[Data under study]
________________

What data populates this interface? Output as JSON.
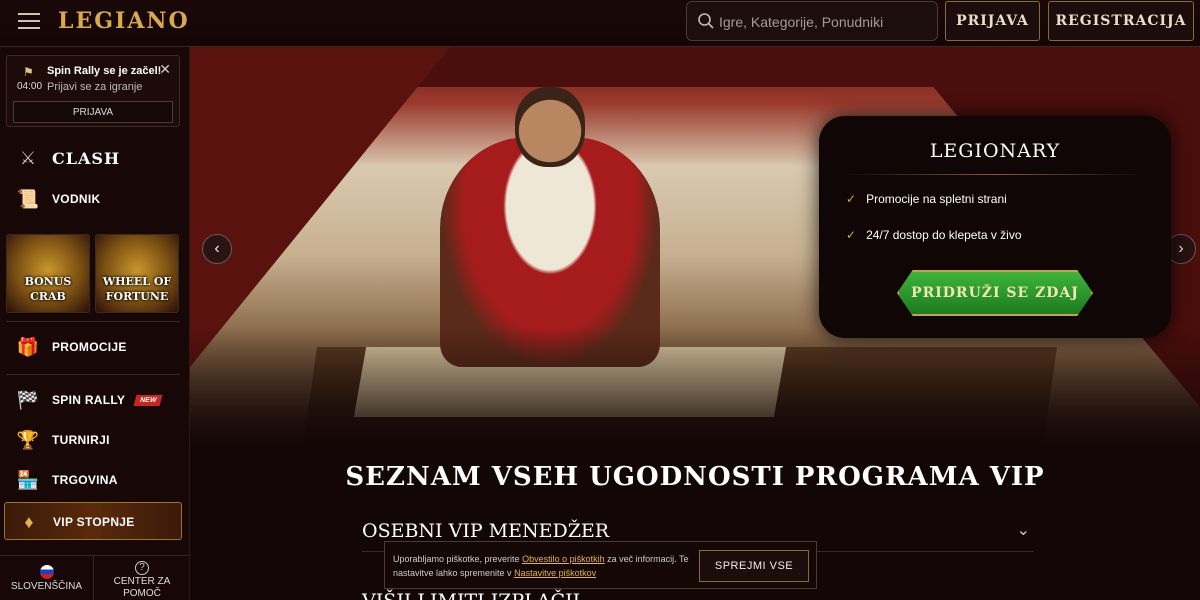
{
  "header": {
    "logo": "LEGIANO",
    "search_placeholder": "Igre, Kategorije, Ponudniki",
    "login_label": "PRIJAVA",
    "register_label": "REGISTRACIJA"
  },
  "notification": {
    "title": "Spin Rally se je začel!",
    "time": "04:00",
    "subtitle": "Prijavi se za igranje",
    "button": "PRIJAVA"
  },
  "sidebar": {
    "clash": "CLASH",
    "vodnik": "VODNIK",
    "tiles": [
      {
        "label1": "BONUS",
        "label2": "CRAB"
      },
      {
        "label1": "WHEEL OF",
        "label2": "FORTUNE"
      }
    ],
    "promocije": "PROMOCIJE",
    "spin_rally": "SPIN RALLY",
    "new_badge": "NEW",
    "turnirji": "TURNIRJI",
    "trgovina": "TRGOVINA",
    "vip": "VIP STOPNJE",
    "language": "SLOVENŠČINA",
    "help1": "CENTER ZA",
    "help2": "POMOČ"
  },
  "promo": {
    "title": "LEGIONARY",
    "features": [
      "Promocije na spletni strani",
      "24/7 dostop do klepeta v živo"
    ],
    "cta": "PRIDRUŽI SE ZDAJ"
  },
  "content": {
    "title": "SEZNAM VSEH UGODNOSTI PROGRAMA VIP",
    "accordion": [
      "OSEBNI VIP MENEDŽER",
      "VIŠJI LIMITI IZPLAČIL"
    ]
  },
  "cookie": {
    "text1": "Uporabljamo piškotke, preverite ",
    "link1": "Obvestilo o piškotkih",
    "text2": " za več informacij. Te nastavitve lahko spremenite v ",
    "link2": "Nastavitve piškotkov",
    "button": "SPREJMI VSE"
  },
  "colors": {
    "accent": "#d9a94a",
    "background": "#120606",
    "cta_green": "#2a9a2a"
  }
}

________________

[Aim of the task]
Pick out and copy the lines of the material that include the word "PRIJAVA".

[Written answer]
    "login_label": "PRIJAVA",
    "button": "PRIJAVA"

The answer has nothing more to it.